   Abram returns from Egypt very rich in cattle, and silver, and gold to the place where he was before, Bethel, where he had built an altar and again called upon the name of the Lord. Again the Bible is silent as to if the Lord answered, though i tend to believe that He did not at least not in a significant way. Lot, who was still with him, also had cattle and servants and the land was not able to support both of them. They begin arguing and Abram tells Lot to choose which way he wanted to go so that they might separate, and he would choose the opposite. Perhaps the Lord answered Abram by allowing the strife between his men and Lot's, who was not supposed to be with him. Whether that is the case or not, they separate, Lot "walking by sight" choosing the well watered plain of Jordan which before the overthrow of Sodom was as the "garden of the Lord," 13;10. "But the men of Sodom were wicked and sinners before the Lord exceedingly" vs. 13. Thus Abram finally becomes fully obedient to the Lords original instructions and is immediately rewarded in vs. 14. And the Lord said unto Abram, after that Lot was separated from him. "Lift up now thine eyes and look from the place where thou art northward, and southward, and eastward, and westward: for all the land which thou seest, to thee will I give it, and to thy seed forever.
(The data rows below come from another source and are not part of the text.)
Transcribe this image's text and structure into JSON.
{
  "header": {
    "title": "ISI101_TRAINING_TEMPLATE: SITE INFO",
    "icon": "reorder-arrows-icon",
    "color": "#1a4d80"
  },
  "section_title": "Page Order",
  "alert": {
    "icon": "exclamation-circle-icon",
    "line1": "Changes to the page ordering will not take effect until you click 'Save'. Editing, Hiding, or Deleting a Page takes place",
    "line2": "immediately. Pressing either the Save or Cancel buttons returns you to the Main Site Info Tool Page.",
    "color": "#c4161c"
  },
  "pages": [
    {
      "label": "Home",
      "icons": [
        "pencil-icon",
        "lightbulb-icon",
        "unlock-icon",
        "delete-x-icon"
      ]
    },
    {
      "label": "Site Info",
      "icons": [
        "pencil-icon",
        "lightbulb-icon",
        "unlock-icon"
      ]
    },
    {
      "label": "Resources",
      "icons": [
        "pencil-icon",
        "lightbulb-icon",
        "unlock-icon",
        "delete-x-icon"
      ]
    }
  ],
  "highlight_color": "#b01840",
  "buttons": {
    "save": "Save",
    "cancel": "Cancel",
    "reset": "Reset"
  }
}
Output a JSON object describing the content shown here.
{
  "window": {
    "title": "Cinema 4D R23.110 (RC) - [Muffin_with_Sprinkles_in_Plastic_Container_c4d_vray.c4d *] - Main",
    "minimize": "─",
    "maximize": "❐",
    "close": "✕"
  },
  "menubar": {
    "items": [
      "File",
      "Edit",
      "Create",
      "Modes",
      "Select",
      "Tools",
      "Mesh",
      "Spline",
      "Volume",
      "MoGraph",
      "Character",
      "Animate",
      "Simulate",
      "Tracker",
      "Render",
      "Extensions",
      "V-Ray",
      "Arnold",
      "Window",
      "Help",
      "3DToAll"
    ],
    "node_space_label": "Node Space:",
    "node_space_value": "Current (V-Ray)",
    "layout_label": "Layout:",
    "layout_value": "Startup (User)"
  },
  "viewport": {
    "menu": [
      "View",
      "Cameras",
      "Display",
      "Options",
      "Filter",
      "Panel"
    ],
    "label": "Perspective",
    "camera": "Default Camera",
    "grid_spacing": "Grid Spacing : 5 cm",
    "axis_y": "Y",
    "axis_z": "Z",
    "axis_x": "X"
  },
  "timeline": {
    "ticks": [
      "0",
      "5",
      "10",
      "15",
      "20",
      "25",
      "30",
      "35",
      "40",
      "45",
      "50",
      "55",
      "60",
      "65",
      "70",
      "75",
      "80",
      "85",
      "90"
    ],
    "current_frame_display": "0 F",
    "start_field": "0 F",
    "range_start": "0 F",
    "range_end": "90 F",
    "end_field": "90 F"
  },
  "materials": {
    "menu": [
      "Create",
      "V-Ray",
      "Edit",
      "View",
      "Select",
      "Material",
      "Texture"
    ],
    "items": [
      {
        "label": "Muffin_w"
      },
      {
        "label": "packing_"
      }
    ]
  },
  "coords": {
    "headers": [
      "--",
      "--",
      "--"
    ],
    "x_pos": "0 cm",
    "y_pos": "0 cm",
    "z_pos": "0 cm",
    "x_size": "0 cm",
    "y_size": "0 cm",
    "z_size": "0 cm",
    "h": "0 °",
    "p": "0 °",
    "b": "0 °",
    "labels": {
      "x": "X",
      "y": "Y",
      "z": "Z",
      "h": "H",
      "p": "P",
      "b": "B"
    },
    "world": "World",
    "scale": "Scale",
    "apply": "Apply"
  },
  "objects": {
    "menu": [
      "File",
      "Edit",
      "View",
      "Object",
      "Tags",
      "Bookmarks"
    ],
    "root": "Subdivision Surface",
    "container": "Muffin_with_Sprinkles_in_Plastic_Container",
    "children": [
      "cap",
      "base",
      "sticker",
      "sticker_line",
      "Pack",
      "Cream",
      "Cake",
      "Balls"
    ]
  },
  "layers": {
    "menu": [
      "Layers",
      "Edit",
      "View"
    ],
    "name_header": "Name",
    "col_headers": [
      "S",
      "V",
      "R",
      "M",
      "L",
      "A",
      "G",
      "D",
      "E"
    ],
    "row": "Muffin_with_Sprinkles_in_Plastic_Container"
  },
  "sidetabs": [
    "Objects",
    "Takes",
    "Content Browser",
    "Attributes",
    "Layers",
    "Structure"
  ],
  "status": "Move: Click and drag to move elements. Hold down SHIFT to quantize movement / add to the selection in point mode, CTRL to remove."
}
And I will make thy seed as the dust of the earth: so that if a man can number the dust of the earth, then shall thy seed also be numbered. Arise, walk through the land in the length of it and in the breadth of it: for I will give it unto thee." So when the Lord got Abram in obedience to the place and condition His plan demanded He, the Lord, confirms the promise, adds greater understanding to the limits and extent of the promise, and gives Abram new instructions. Gen. 13;18 "Then Abram removed his tent, and came and dwelt in the plain of Mamre, which is in Hebron, and built there an altar unto the Lord." This is Abram's third altar that he built and it is curious that at this alter he does not call upon the name of the Lord. Personally i think he is learning to walk by faith and beginning to use his altars for worship and thanksgiving instead of asking why and when. This is a lesson much easier to talk about than to learn, but you will never find the will of God until you learn to do what He says and leave the results to Him. Thank God He is willing to sometimes maneuver us into a position of obedience.